- _TASK DIRECTIONS_:
An exact copy of every entry is needed, without any of the pictures.

[Extracted records]
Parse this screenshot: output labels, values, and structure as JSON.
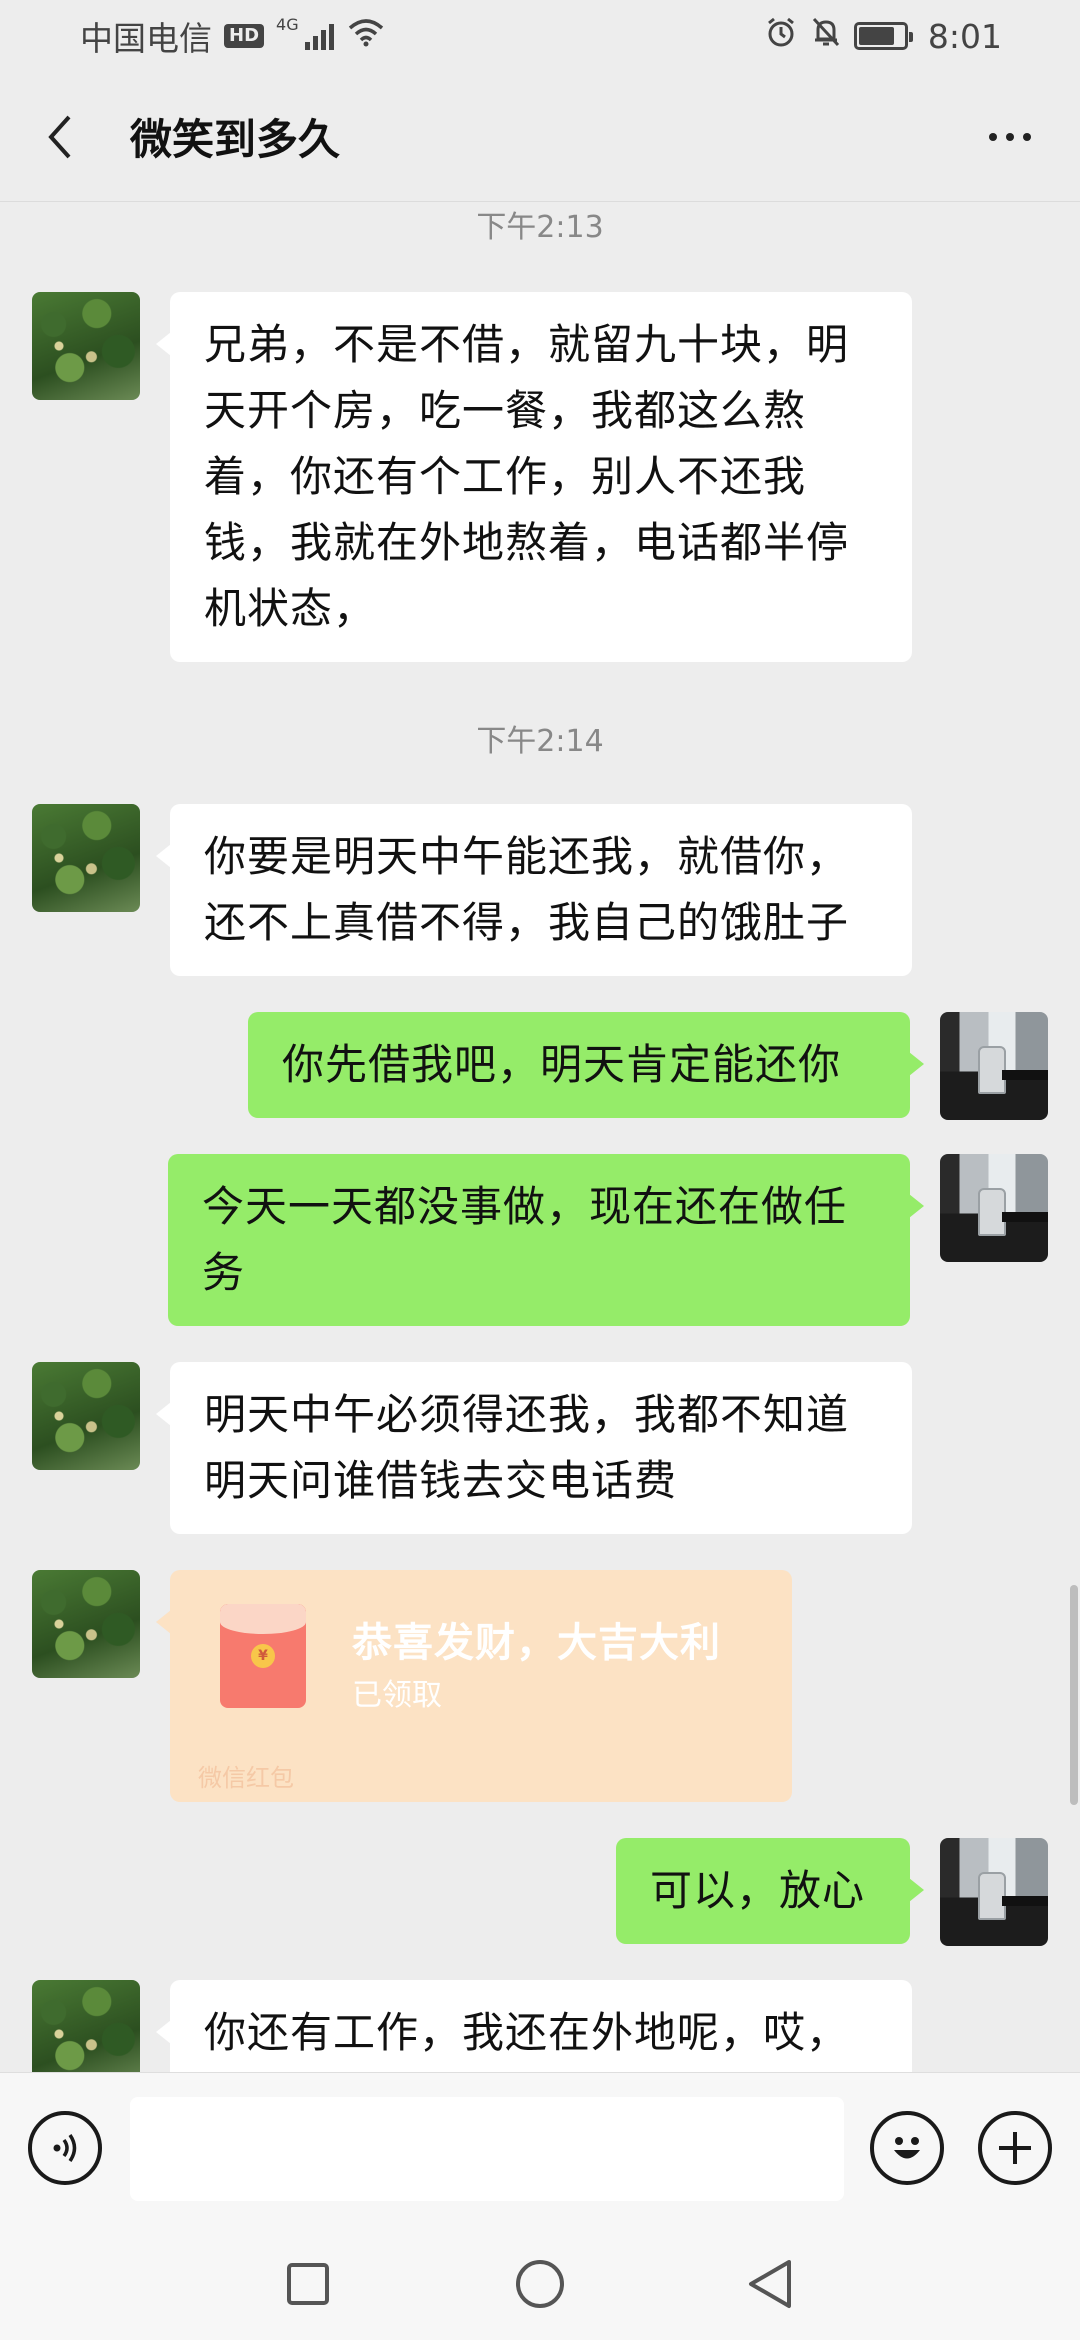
{
  "status_bar": {
    "carrier": "中国电信",
    "hd_badge": "HD",
    "network_type": "4G",
    "time": "8:01",
    "battery_level": 0.8
  },
  "header": {
    "title": "微笑到多久",
    "back_icon": "chevron-left-icon",
    "more_icon": "more-dots-icon"
  },
  "chat": {
    "time_1": "下午2:13",
    "time_2": "下午2:14",
    "messages": [
      {
        "side": "left",
        "text": "兄弟，不是不借，就留九十块，明天开个房，吃一餐，我都这么熬着，你还有个工作，别人不还我钱，我就在外地熬着，电话都半停机状态，"
      },
      {
        "side": "left",
        "text": "你要是明天中午能还我，就借你，还不上真借不得，我自己的饿肚子"
      },
      {
        "side": "right",
        "text": "你先借我吧，明天肯定能还你"
      },
      {
        "side": "right",
        "text": "今天一天都没事做，现在还在做任务"
      },
      {
        "side": "left",
        "text": "明天中午必须得还我，我都不知道明天问谁借钱去交电话费"
      },
      {
        "side": "right",
        "text": "可以，放心"
      },
      {
        "side": "left",
        "text": "你还有工作，我还在外地呢，哎，"
      }
    ],
    "red_packet": {
      "title": "恭喜发财，大吉大利",
      "status": "已领取",
      "footer": "微信红包",
      "coin_symbol": "¥"
    }
  },
  "input_bar": {
    "placeholder": "",
    "voice_icon": "voice-icon",
    "emoji_icon": "emoji-icon",
    "plus_icon": "plus-icon"
  },
  "colors": {
    "background": "#ededed",
    "bubble_left": "#ffffff",
    "bubble_right": "#95ec69",
    "red_packet_bg": "#fce2c4"
  }
}
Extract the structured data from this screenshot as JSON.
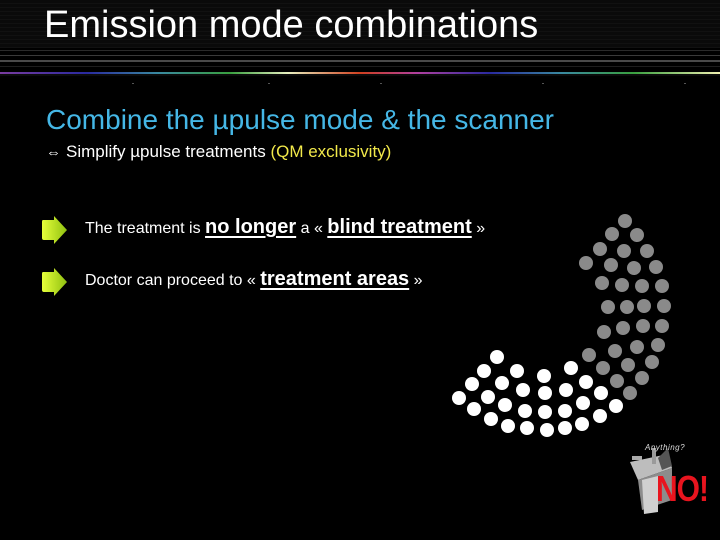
{
  "slide": {
    "title": "Emission mode combinations",
    "subtitle": "Combine the µpulse mode & the scanner",
    "sub_point": {
      "arrow_icon": "left-right-arrow-icon",
      "arrow_glyph": "⇔",
      "text": "Simplify µpulse treatments ",
      "highlight": "(QM exclusivity)"
    },
    "bullets": [
      {
        "icon": "green-arrow-bullet-icon",
        "parts": [
          "The treatment is ",
          "no longer",
          " a « ",
          "blind treatment",
          " »"
        ]
      },
      {
        "icon": "green-arrow-bullet-icon",
        "parts": [
          "Doctor can proceed to « ",
          "treatment areas",
          " »"
        ]
      }
    ],
    "graphic": {
      "name": "scan-dot-arc",
      "gray_color": "#8a8a8a",
      "white_color": "#ffffff"
    },
    "no_badge": {
      "caption": "Anything?",
      "text": "NO!",
      "color": "#e8141e"
    }
  },
  "colors": {
    "background": "#000000",
    "title": "#ffffff",
    "subtitle": "#45b7e6",
    "highlight": "#f2e94a",
    "bullet": "#c8f01e"
  }
}
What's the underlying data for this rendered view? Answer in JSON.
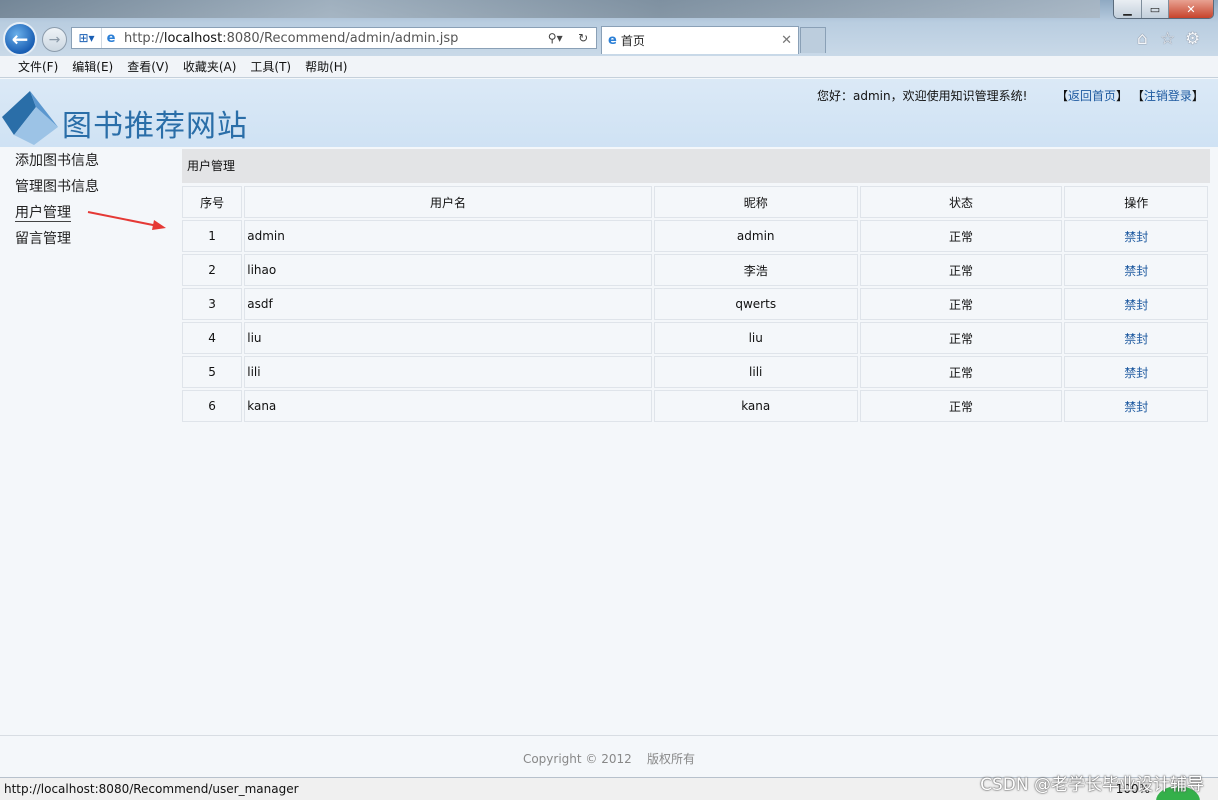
{
  "browser": {
    "address_url_pre": "http://",
    "address_url_host": "localhost",
    "address_url_post": ":8080/Recommend/admin/admin.jsp",
    "tab_title": "首页",
    "menu": [
      "文件(F)",
      "编辑(E)",
      "查看(V)",
      "收藏夹(A)",
      "工具(T)",
      "帮助(H)"
    ],
    "status_url": "http://localhost:8080/Recommend/user_manager",
    "zoom": "100%"
  },
  "header": {
    "site_name": "图书推荐网站",
    "welcome": "您好：admin，欢迎使用知识管理系统!",
    "link_open": "【",
    "link_close": "】",
    "home_link": "返回首页",
    "logout_link": "注销登录"
  },
  "sidebar": {
    "items": [
      {
        "label": "添加图书信息"
      },
      {
        "label": "管理图书信息"
      },
      {
        "label": "用户管理"
      },
      {
        "label": "留言管理"
      }
    ]
  },
  "panel": {
    "title": "用户管理",
    "columns": [
      "序号",
      "用户名",
      "昵称",
      "状态",
      "操作"
    ],
    "rows": [
      {
        "no": "1",
        "username": "admin",
        "nickname": "admin",
        "status": "正常",
        "action": "禁封"
      },
      {
        "no": "2",
        "username": "lihao",
        "nickname": "李浩",
        "status": "正常",
        "action": "禁封"
      },
      {
        "no": "3",
        "username": "asdf",
        "nickname": "qwerts",
        "status": "正常",
        "action": "禁封"
      },
      {
        "no": "4",
        "username": "liu",
        "nickname": "liu",
        "status": "正常",
        "action": "禁封"
      },
      {
        "no": "5",
        "username": "lili",
        "nickname": "lili",
        "status": "正常",
        "action": "禁封"
      },
      {
        "no": "6",
        "username": "kana",
        "nickname": "kana",
        "status": "正常",
        "action": "禁封"
      }
    ]
  },
  "footer": {
    "copyright": "Copyright © 2012",
    "rights": "版权所有"
  },
  "watermark": "CSDN @老学长毕业设计辅导",
  "colors": {
    "link": "#1e5aa0",
    "header_bg": "#d6e7f6",
    "brand": "#2a6ea8",
    "annotation_arrow": "#e53935"
  },
  "icons": [
    "back-arrow-icon",
    "forward-arrow-icon",
    "compat-view-icon",
    "ie-logo-icon",
    "search-icon",
    "refresh-icon",
    "home-icon",
    "favorites-star-icon",
    "gear-icon"
  ]
}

- _RESULT OF THIS TASK_:
Parse this screenshot: output labels, values, and structure as JSON.
{
  "status_bar": {
    "carrier": "中国电信",
    "hd_badge": "HD",
    "network_type": "4G",
    "time": "8:01",
    "battery_level": 0.8
  },
  "header": {
    "title": "微笑到多久",
    "back_icon": "chevron-left-icon",
    "more_icon": "more-dots-icon"
  },
  "chat": {
    "time_1": "下午2:13",
    "time_2": "下午2:14",
    "messages": [
      {
        "side": "left",
        "text": "兄弟，不是不借，就留九十块，明天开个房，吃一餐，我都这么熬着，你还有个工作，别人不还我钱，我就在外地熬着，电话都半停机状态，"
      },
      {
        "side": "left",
        "text": "你要是明天中午能还我，就借你，还不上真借不得，我自己的饿肚子"
      },
      {
        "side": "right",
        "text": "你先借我吧，明天肯定能还你"
      },
      {
        "side": "right",
        "text": "今天一天都没事做，现在还在做任务"
      },
      {
        "side": "left",
        "text": "明天中午必须得还我，我都不知道明天问谁借钱去交电话费"
      },
      {
        "side": "right",
        "text": "可以，放心"
      },
      {
        "side": "left",
        "text": "你还有工作，我还在外地呢，哎，"
      }
    ],
    "red_packet": {
      "title": "恭喜发财，大吉大利",
      "status": "已领取",
      "footer": "微信红包",
      "coin_symbol": "¥"
    }
  },
  "input_bar": {
    "placeholder": "",
    "voice_icon": "voice-icon",
    "emoji_icon": "emoji-icon",
    "plus_icon": "plus-icon"
  },
  "colors": {
    "background": "#ededed",
    "bubble_left": "#ffffff",
    "bubble_right": "#95ec69",
    "red_packet_bg": "#fce2c4"
  }
}
Extract the structured data from this screenshot as JSON.
{
  "slide": {
    "title": "Emission mode combinations",
    "subtitle": "Combine the µpulse mode & the scanner",
    "sub_point": {
      "arrow_icon": "left-right-arrow-icon",
      "arrow_glyph": "⇔",
      "text": "Simplify µpulse treatments ",
      "highlight": "(QM exclusivity)"
    },
    "bullets": [
      {
        "icon": "green-arrow-bullet-icon",
        "parts": [
          "The treatment is ",
          "no longer",
          " a « ",
          "blind treatment",
          " »"
        ]
      },
      {
        "icon": "green-arrow-bullet-icon",
        "parts": [
          "Doctor can proceed to « ",
          "treatment areas",
          " »"
        ]
      }
    ],
    "graphic": {
      "name": "scan-dot-arc",
      "gray_color": "#8a8a8a",
      "white_color": "#ffffff"
    },
    "no_badge": {
      "caption": "Anything?",
      "text": "NO!",
      "color": "#e8141e"
    }
  },
  "colors": {
    "background": "#000000",
    "title": "#ffffff",
    "subtitle": "#45b7e6",
    "highlight": "#f2e94a",
    "bullet": "#c8f01e"
  }
}
What's the underlying data for this rendered view? Answer in JSON.
{
  "browser": {
    "address_url_pre": "http://",
    "address_url_host": "localhost",
    "address_url_post": ":8080/Recommend/admin/admin.jsp",
    "tab_title": "首页",
    "menu": [
      "文件(F)",
      "编辑(E)",
      "查看(V)",
      "收藏夹(A)",
      "工具(T)",
      "帮助(H)"
    ],
    "status_url": "http://localhost:8080/Recommend/user_manager",
    "zoom": "100%"
  },
  "header": {
    "site_name": "图书推荐网站",
    "welcome": "您好：admin，欢迎使用知识管理系统!",
    "link_open": "【",
    "link_close": "】",
    "home_link": "返回首页",
    "logout_link": "注销登录"
  },
  "sidebar": {
    "items": [
      {
        "label": "添加图书信息"
      },
      {
        "label": "管理图书信息"
      },
      {
        "label": "用户管理"
      },
      {
        "label": "留言管理"
      }
    ]
  },
  "panel": {
    "title": "用户管理",
    "columns": [
      "序号",
      "用户名",
      "昵称",
      "状态",
      "操作"
    ],
    "rows": [
      {
        "no": "1",
        "username": "admin",
        "nickname": "admin",
        "status": "正常",
        "action": "禁封"
      },
      {
        "no": "2",
        "username": "lihao",
        "nickname": "李浩",
        "status": "正常",
        "action": "禁封"
      },
      {
        "no": "3",
        "username": "asdf",
        "nickname": "qwerts",
        "status": "正常",
        "action": "禁封"
      },
      {
        "no": "4",
        "username": "liu",
        "nickname": "liu",
        "status": "正常",
        "action": "禁封"
      },
      {
        "no": "5",
        "username": "lili",
        "nickname": "lili",
        "status": "正常",
        "action": "禁封"
      },
      {
        "no": "6",
        "username": "kana",
        "nickname": "kana",
        "status": "正常",
        "action": "禁封"
      }
    ]
  },
  "footer": {
    "copyright": "Copyright © 2012",
    "rights": "版权所有"
  },
  "watermark": "CSDN @老学长毕业设计辅导",
  "colors": {
    "link": "#1e5aa0",
    "header_bg": "#d6e7f6",
    "brand": "#2a6ea8",
    "annotation_arrow": "#e53935"
  },
  "icons": [
    "back-arrow-icon",
    "forward-arrow-icon",
    "compat-view-icon",
    "ie-logo-icon",
    "search-icon",
    "refresh-icon",
    "home-icon",
    "favorites-star-icon",
    "gear-icon"
  ]
}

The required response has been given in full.